In 1998 snowboarding was welcomed into the mainstream of sports with its introduction into the Winter Olympics in Nagano, Japan. Two events were offered: the Giant Slalom and the Halfpipe. Canadian Ross Rabagliati, who speaks near perfect American, earned the first Olympic gold medal in the Giant Slalom race. His medal was taken away when it was found he had marijuana in his system, but that decsion was overturned.
The latest innovations in the development of the snowboard have been attributed to Mike Olson and the research and development team at Mervin Manufacturing, the parent company of Gnu and Lib Tech Snowboards.

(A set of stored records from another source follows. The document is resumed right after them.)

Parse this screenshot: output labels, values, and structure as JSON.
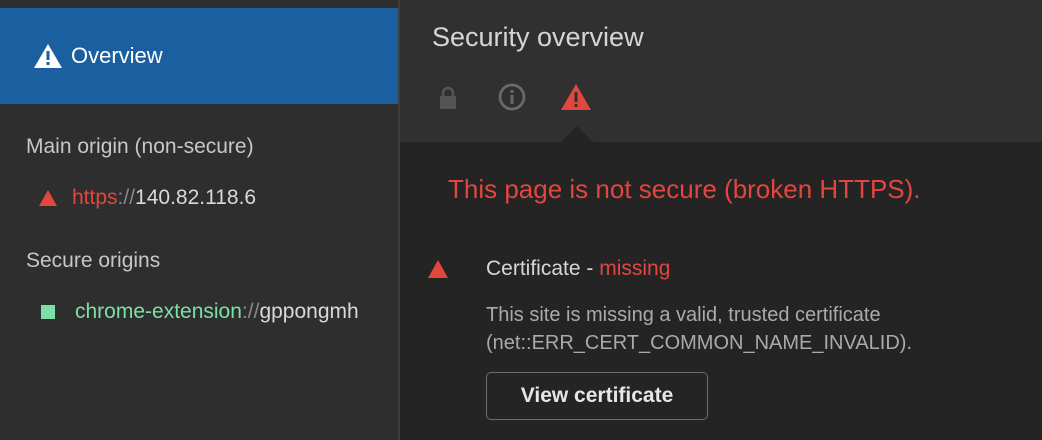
{
  "sidebar": {
    "overview_label": "Overview",
    "main_origin_title": "Main origin (non-secure)",
    "main_origin": {
      "scheme": "https",
      "separator": "://",
      "host": "140.82.118.6"
    },
    "secure_origins_title": "Secure origins",
    "secure_origins": [
      {
        "scheme": "chrome-extension",
        "separator": "://",
        "host": "gppongmh"
      }
    ]
  },
  "main": {
    "title": "Security overview",
    "state_icons": [
      "lock-icon",
      "info-icon",
      "warning-icon"
    ],
    "summary": "This page is not secure (broken HTTPS).",
    "certificate": {
      "name": "Certificate",
      "dash": "-",
      "status": "missing",
      "desc_line1": "This site is missing a valid, trusted certificate",
      "desc_line2": "(net::ERR_CERT_COMMON_NAME_INVALID).",
      "button_label": "View certificate"
    }
  },
  "colors": {
    "accent_blue": "#1a5fa0",
    "danger_red": "#e2463e",
    "secure_green": "#7cdfa6"
  }
}
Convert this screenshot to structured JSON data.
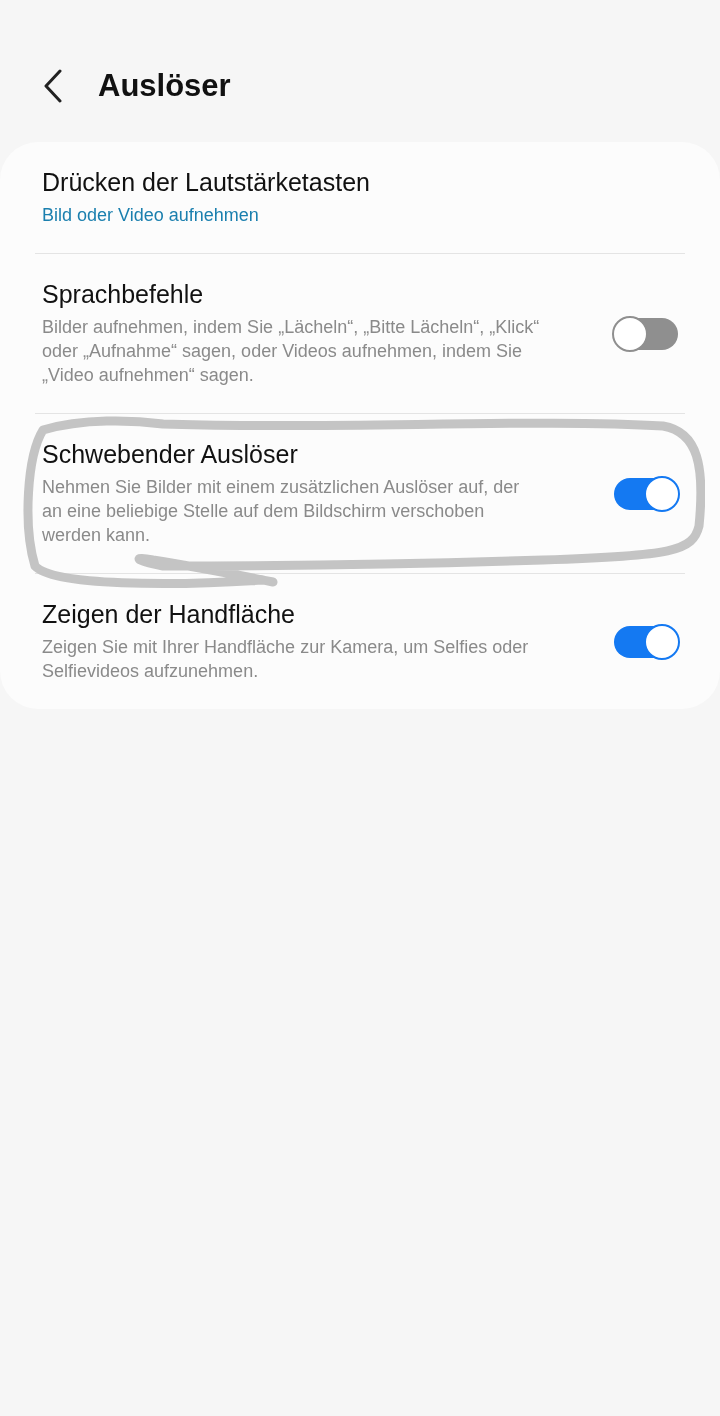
{
  "header": {
    "title": "Auslöser"
  },
  "items": [
    {
      "kind": "link",
      "title": "Drücken der Lautstärketasten",
      "subtitle": "Bild oder Video aufnehmen",
      "circled": false
    },
    {
      "kind": "toggle",
      "title": "Sprachbefehle",
      "subtitle": "Bilder aufnehmen, indem Sie „Lächeln“, „Bitte Lächeln“, „Klick“ oder „Aufnahme“ sagen, oder Videos aufnehmen, indem Sie „Video aufnehmen“ sagen.",
      "on": false,
      "circled": false
    },
    {
      "kind": "toggle",
      "title": "Schwebender Auslöser",
      "subtitle": "Nehmen Sie Bilder mit einem zusätzlichen Auslöser auf, der an eine beliebige Stelle auf dem Bildschirm verschoben werden kann.",
      "on": true,
      "circled": true
    },
    {
      "kind": "toggle",
      "title": "Zeigen der Handfläche",
      "subtitle": "Zeigen Sie mit Ihrer Handfläche zur Kamera, um Selfies oder Selfievideos aufzunehmen.",
      "on": true,
      "circled": false
    }
  ]
}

They altered the lengthwise profile of the snowboard base, called the camber. Snowboards had followed ski design and had been cambered, with the middle of the board’s base above the snow, while the tip and tail touched the snow.
In 2007 Gnu and Lib Tech Snowboards reversed this concept, building some of their snowboards with the middle of the base touching the snow and the tip and tail lifting upward, like a saucer sled. They called their innovation Banana Technology, and combined it with a new multi-segmented edge. This new design is preferred by some snowboarders for its performance in terrain parks, flotation in powder and ease of turning and spinning. Major snowboard companies followed suit, experimenting with different variations on the non-traditional camber theme, as well as changes in sidecut design.

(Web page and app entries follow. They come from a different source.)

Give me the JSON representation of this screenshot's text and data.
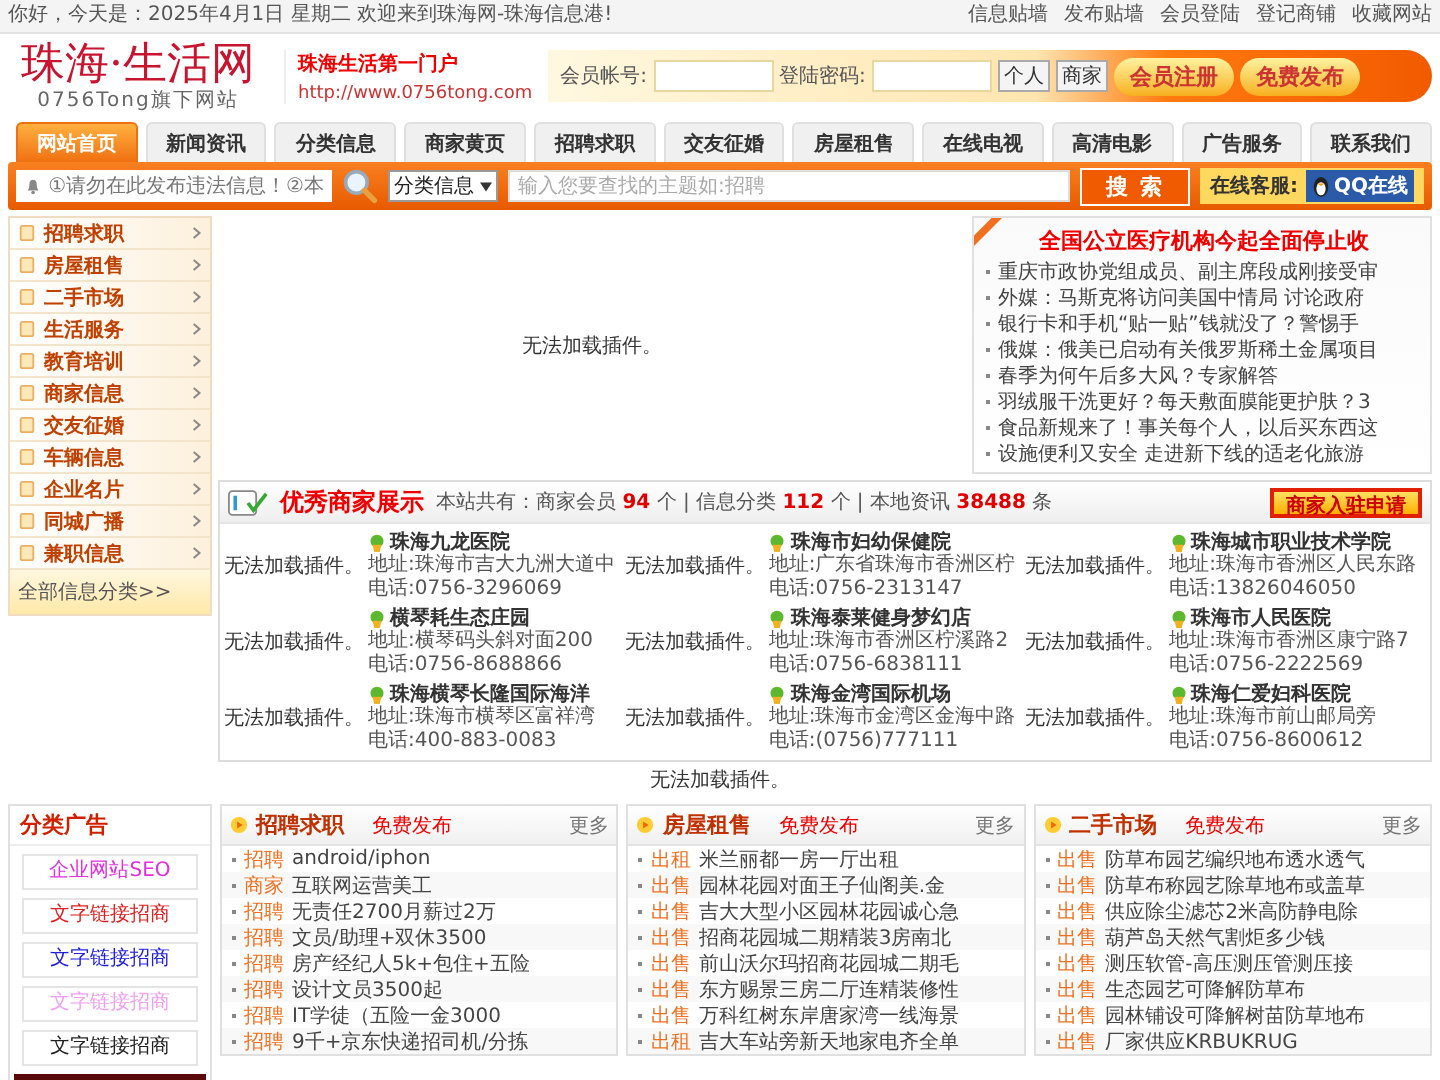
{
  "top_bar": {
    "greeting": "你好，今天是：2025年4月1日 星期二 欢迎来到珠海网-珠海信息港!",
    "links": [
      "信息贴墙",
      "发布贴墙",
      "会员登陆",
      "登记商铺",
      "收藏网站"
    ]
  },
  "header": {
    "logo": "珠海·生活网",
    "logo_subtitle": "0756Tong旗下网站",
    "slogan": "珠海生活第一门户",
    "url": "http://www.0756tong.com",
    "login": {
      "account_label": "会员帐号:",
      "password_label": "登陆密码:",
      "type_buttons": [
        "个人",
        "商家"
      ],
      "buttons": [
        "会员注册",
        "免费发布"
      ]
    }
  },
  "nav": [
    {
      "label": "网站首页",
      "selected": true
    },
    {
      "label": "新闻资讯",
      "selected": false
    },
    {
      "label": "分类信息",
      "selected": false
    },
    {
      "label": "商家黄页",
      "selected": false
    },
    {
      "label": "招聘求职",
      "selected": false
    },
    {
      "label": "交友征婚",
      "selected": false
    },
    {
      "label": "房屋租售",
      "selected": false
    },
    {
      "label": "在线电视",
      "selected": false
    },
    {
      "label": "高清电影",
      "selected": false
    },
    {
      "label": "广告服务",
      "selected": false
    },
    {
      "label": "联系我们",
      "selected": false
    }
  ],
  "search_bar": {
    "notice": "①请勿在此发布违法信息！②本",
    "category": "分类信息",
    "placeholder": "输入您要查找的主题如:招聘",
    "button": "搜 索",
    "service_label": "在线客服:",
    "qq": "QQ在线"
  },
  "sidebar": {
    "items": [
      "招聘求职",
      "房屋租售",
      "二手市场",
      "生活服务",
      "教育培训",
      "商家信息",
      "交友征婚",
      "车辆信息",
      "企业名片",
      "同城广播",
      "兼职信息"
    ],
    "footer": "全部信息分类>>"
  },
  "center": {
    "plugin_message": "无法加载插件。"
  },
  "news": {
    "title": "全国公立医疗机构今起全面停止收",
    "items": [
      "重庆市政协党组成员、副主席段成刚接受审",
      "外媒：马斯克将访问美国中情局 讨论政府",
      "银行卡和手机“贴一贴”钱就没了？警惕手",
      "俄媒：俄美已启动有关俄罗斯稀土金属项目",
      "春季为何午后多大风？专家解答",
      "羽绒服干洗更好？每天敷面膜能更护肤？3",
      "食品新规来了！事关每个人，以后买东西这",
      "设施便利又安全 走进新下线的适老化旅游"
    ]
  },
  "merchants": {
    "title": "优秀商家展示",
    "stats": "本站共有：商家会员 **94** 个 | 信息分类 **112** 个 | 本地资讯 **38488** 条",
    "apply_button": "商家入驻申请",
    "items": [
      {
        "plugin_message": "无法加载插件。",
        "name": "珠海九龙医院",
        "address": "地址:珠海市吉大九洲大道中",
        "phone": "电话:0756-3296069"
      },
      {
        "plugin_message": "无法加载插件。",
        "name": "珠海市妇幼保健院",
        "address": "地址:广东省珠海市香洲区柠",
        "phone": "电话:0756-2313147"
      },
      {
        "plugin_message": "无法加载插件。",
        "name": "珠海城市职业技术学院",
        "address": "地址:珠海市香洲区人民东路",
        "phone": "电话:13826046050"
      },
      {
        "plugin_message": "无法加载插件。",
        "name": "横琴耗生态庄园",
        "address": "地址:横琴码头斜对面200",
        "phone": "电话:0756-8688866"
      },
      {
        "plugin_message": "无法加载插件。",
        "name": "珠海泰莱健身梦幻店",
        "address": "地址:珠海市香洲区柠溪路2",
        "phone": "电话:0756-6838111"
      },
      {
        "plugin_message": "无法加载插件。",
        "name": "珠海市人民医院",
        "address": "地址:珠海市香洲区康宁路7",
        "phone": "电话:0756-2222569"
      },
      {
        "plugin_message": "无法加载插件。",
        "name": "珠海横琴长隆国际海洋",
        "address": "地址:珠海市横琴区富祥湾",
        "phone": "电话:400-883-0083"
      },
      {
        "plugin_message": "无法加载插件。",
        "name": "珠海金湾国际机场",
        "address": "地址:珠海市金湾区金海中路",
        "phone": "电话:(0756)777111"
      },
      {
        "plugin_message": "无法加载插件。",
        "name": "珠海仁爱妇科医院",
        "address": "地址:珠海市前山邮局旁",
        "phone": "电话:0756-8600612"
      }
    ]
  },
  "banner": {
    "plugin_message": "无法加载插件。"
  },
  "ads": {
    "title": "分类广告",
    "items": [
      {
        "label": "企业网站SEO",
        "color": "#e030e0"
      },
      {
        "label": "文字链接招商",
        "color": "#e02020"
      },
      {
        "label": "文字链接招商",
        "color": "#2020e0"
      },
      {
        "label": "文字链接招商",
        "color": "#f0a0f0"
      },
      {
        "label": "文字链接招商",
        "color": "#222222"
      }
    ]
  },
  "sections": [
    {
      "title": "招聘求职",
      "publish": "免费发布",
      "more": "更多",
      "items": [
        {
          "tag": "招聘",
          "text": "android/iphon"
        },
        {
          "tag": "商家",
          "text": "互联网运营美工"
        },
        {
          "tag": "招聘",
          "text": "无责任2700月薪过2万"
        },
        {
          "tag": "招聘",
          "text": "文员/助理+双休3500"
        },
        {
          "tag": "招聘",
          "text": "房产经纪人5k+包住+五险"
        },
        {
          "tag": "招聘",
          "text": "设计文员3500起"
        },
        {
          "tag": "招聘",
          "text": "IT学徒（五险一金3000"
        },
        {
          "tag": "招聘",
          "text": "9千+京东快递招司机/分拣"
        }
      ]
    },
    {
      "title": "房屋租售",
      "publish": "免费发布",
      "more": "更多",
      "items": [
        {
          "tag": "出租",
          "text": "米兰丽都一房一厅出租"
        },
        {
          "tag": "出售",
          "text": "园林花园对面王子仙阁美.金"
        },
        {
          "tag": "出售",
          "text": "吉大大型小区园林花园诚心急"
        },
        {
          "tag": "出售",
          "text": "招商花园城二期精装3房南北"
        },
        {
          "tag": "出售",
          "text": "前山沃尔玛招商花园城二期毛"
        },
        {
          "tag": "出售",
          "text": "东方赐景三房二厅连精装修性"
        },
        {
          "tag": "出售",
          "text": "万科红树东岸唐家湾一线海景"
        },
        {
          "tag": "出租",
          "text": "吉大车站旁新天地家电齐全单"
        }
      ]
    },
    {
      "title": "二手市场",
      "publish": "免费发布",
      "more": "更多",
      "items": [
        {
          "tag": "出售",
          "text": "防草布园艺编织地布透水透气"
        },
        {
          "tag": "出售",
          "text": "防草布称园艺除草地布或盖草"
        },
        {
          "tag": "出售",
          "text": "供应除尘滤芯2米高防静电除"
        },
        {
          "tag": "出售",
          "text": "葫芦岛天然气割炬多少钱"
        },
        {
          "tag": "出售",
          "text": "测压软管-高压测压管测压接"
        },
        {
          "tag": "出售",
          "text": "生态园艺可降解防草布"
        },
        {
          "tag": "出售",
          "text": "园林铺设可降解树苗防草地布"
        },
        {
          "tag": "出售",
          "text": "厂家供应KRBUKRUG"
        }
      ]
    }
  ]
}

Local personality Bill Lynch clearly remembers the first snowboard he bought in 1985. He had been teaching skiing at Angel Fire and saw an advertisement in a surfing magazine for a Burton Snowboard called the Elite 150.
It was cheap, maybe $129 and looked like it would be a combo of surfing and skiing. As soon as I saw it I said, I have got to do that!”
Armed with his new snowboard, a ski boot liner stuffed into a Sorel snow boot, and some duct tape for extra support, Lynch was ready to snowboard. “My wife would drive shuttle to the water tower in Angel Fire and I would make laps down to the base area,” said Lynch. After a few spills, he learned how to control the snowboard and was eventually able to ride the lifts and slopes at Angel Fire.
He recalls taking his new snowboard to Red River Ski Area one day. “I think it was in 1986, and no one seemed to know what a snowboard was. They said I could just go for it, so I loaded the lift and started snowboarding. By the time I came down The Face, there were a bunch of people cheering me on.”
Lynch improved his snowboarding, becoming one of the country’s first certified snowboard instructors. He continued to pursue snowboarding, buying a series of four Sims snowboards in the 80s and 90s, which he still owns. His latest snowboard is a far cry from the Burton Elite. The shiny 165-centimeter Lib Tech Skunk Ape features some of the latest and greatest snowboard design technologies.
Lynch was truly stoked when Taos Ski Valley opened to snowboarding in 2008. “I would snowboard Taos on moonlight runs and the employee days, but it was great to be able to ride the whole mountain anytime I wanted.” Today, only three US resorts continue to ban snowboarding.
America still leads the world in Olympic snowboard medals. So if a slightly out-of-control snowboarder with an enthusiastic flair for fashion, flashy maxed-out headphones, and a lip-cracking grin appears to be going too fast or jumping too high, remember he or she just might be training for the 2014 Olympics.
Snowboarding, you’ve come a long way baby!
Michael Johnstone, co-owner of Experience Snowboards, rides and writes out of Angel Fire.
From SkiCountry 2011.